Banks turn cautious on student loans as NPA's rise amid COVID-19 pandemic

With unemployment rising, the ability of those who have taken education loans to pay back has come down sharply. As a result, the non-performing assets (NPAs) have increased in the last one-and-a-half years.
R. Nagarajan took a loan for his engineering course and started repaying it when he got a job at a start-up in the second half of 2019. In a few months, COVID-19 broke out, and the start-up closed, leaving him and seven of his colleagues jobless. “I have not been able to repay the loan for over a year. And now I have a job with a lesser salary and will have to close the loan soon,” he said. With the education loan NPAs rising due to COVID-19, banks are very cautious.

According to data from CRIF High Mark Credit Information Services, the education loan market in Tamil Nadu grew to ₹20,200 crore in March 2021 from ₹18,600 crores in March 2019. The data also showed that education loan NPAs, measured in terms of the portfolio at risk (PAR) for 91-180 days, increased to 16.3% as of March 2021 from 15% at the end of March 2020. PAR is the proportion of loans overdue (for a specific number of days) to the overall outstanding loans.
Education loan NPAs in public sector banks (PSBs) were 7.82 per cent at the end of June 2022, with approximately Rs 80,000 crore in outstanding education loans.

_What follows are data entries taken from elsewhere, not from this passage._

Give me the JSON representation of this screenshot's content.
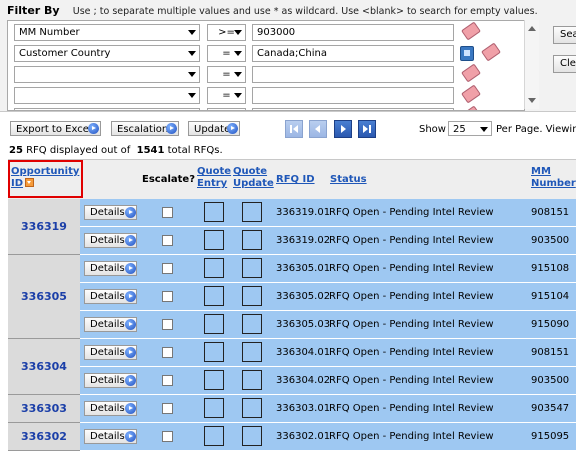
{
  "filter": {
    "title": "Filter By",
    "hint": "Use ; to separate multiple values and use * as wildcard. Use <blank> to search for empty values.",
    "rows": [
      {
        "field": "MM Number",
        "op": ">=",
        "value": "903000"
      },
      {
        "field": "Customer Country",
        "op": "=",
        "value": "Canada;China"
      },
      {
        "field": "",
        "op": "=",
        "value": ""
      },
      {
        "field": "",
        "op": "=",
        "value": ""
      },
      {
        "field": "",
        "op": "=",
        "value": ""
      }
    ],
    "search_button": "Search",
    "clear_button": "Clear"
  },
  "toolbar": {
    "export_label": "Export to Excel",
    "escalation_label": "Escalation",
    "update_label": "Update",
    "show_label": "Show",
    "page_size": "25",
    "per_page_label": "Per Page. Viewing"
  },
  "summary": {
    "displayed": "25",
    "displayed_text": "RFQ displayed out of",
    "total": "1541",
    "total_text": "total RFQs."
  },
  "grid": {
    "headers": {
      "opportunity_id": "Opportunity ID",
      "escalate": "Escalate?",
      "quote_entry": "Quote Entry",
      "quote_update": "Quote Update",
      "rfq_id": "RFQ ID",
      "status": "Status",
      "mm_number": "MM Number"
    },
    "details_label": "Details",
    "groups": [
      {
        "opp_id": "336319",
        "rows": [
          {
            "rfq_id": "336319.01",
            "status": "RFQ Open - Pending Intel Review",
            "mm": "908151"
          },
          {
            "rfq_id": "336319.02",
            "status": "RFQ Open - Pending Intel Review",
            "mm": "903500"
          }
        ]
      },
      {
        "opp_id": "336305",
        "rows": [
          {
            "rfq_id": "336305.01",
            "status": "RFQ Open - Pending Intel Review",
            "mm": "915108"
          },
          {
            "rfq_id": "336305.02",
            "status": "RFQ Open - Pending Intel Review",
            "mm": "915104"
          },
          {
            "rfq_id": "336305.03",
            "status": "RFQ Open - Pending Intel Review",
            "mm": "915090"
          }
        ]
      },
      {
        "opp_id": "336304",
        "rows": [
          {
            "rfq_id": "336304.01",
            "status": "RFQ Open - Pending Intel Review",
            "mm": "908151"
          },
          {
            "rfq_id": "336304.02",
            "status": "RFQ Open - Pending Intel Review",
            "mm": "903500"
          }
        ]
      },
      {
        "opp_id": "336303",
        "rows": [
          {
            "rfq_id": "336303.01",
            "status": "RFQ Open - Pending Intel Review",
            "mm": "903547"
          }
        ]
      },
      {
        "opp_id": "336302",
        "rows": [
          {
            "rfq_id": "336302.01",
            "status": "RFQ Open - Pending Intel Review",
            "mm": "915095"
          }
        ]
      }
    ]
  },
  "colors": {
    "row_blue": "#9ec8f2",
    "link_blue": "#1f57b8",
    "sort_highlight": "#e00000"
  }
}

A senior official of the Chennai-based Indian Bank confirmed that the number of education loan NPAs had increased substantially compared with the pre-pandemic period and attributed the increase to unemployment and under-employment. For Indian Bank alone, the education loan NPAs increased about 17.2% to ₹1,197.51 crore as of June 2021 from ₹1,021.1 crore as of September 2020. Even those seeking new education loans find it tough to get sanctions.
Parents of many students whom The Hindu spoke to said that after COVID-19 broke out, banks were reluctant to sanction loans, and some lamented that their reduced salaries did not meet the banks’ requirements. According to the RBI's Report on Trend and Progress of Banking in India 2020-21, the outstanding education loans of all banks totalled Rs 79,056 crore at the end of March 2020 and Rs 78,823 crore in March 2021. However, as of March 25, 2022, the outstanding loans totalled Rs 82,723 crore. But bankers say disbursements were low for several other reasons.

Reduction in demand

The Indian Bank official pointed out that there was a reduction mainly due to the decline in the demand in recent years for engineering education. This constitutes a significant exposure of loans under ₹7.50 lakh.
Most banks offer an education loan scheme based on the Indian Banks' Association (IBA) model to students pursuing higher education. Education loans up to Rs 4 lakh do not require collateral, those up to Rs 7.5 lakh can be obtained with collateral in the form of a suitable third-party guarantee, and education loans above Rs 7.5 lakh require tangible collateral.

Generally, engineering, medical and management courses account for most of the demand for loans. He said the bank had not turned cautious in lending since loans up to ₹7.50 lakh were covered under a credit guarantee scheme. “Tamil Nadu is an important region for education loans as the State accounts for one-third of the total number disbursed in the country,” said Vipul Jain, Head of Products at CRIF High Mark.
Under the Central Sector Interest Subsidy Scheme, the total interest subsidy is provided for the moratorium period (the course period plus one year) on loans of up to ₹7.5 lakhs taken from scheduled banks. The benefits apply to students of the weaker sections with a parental income of up to ₹4.5 lakhs a year.
Some experts pointed out that political parties promising education loan waivers also affect repayment and the CIBIL score of students (the score is a measure of creditworthiness).

Source: Publication:Thehindu,19th July,2021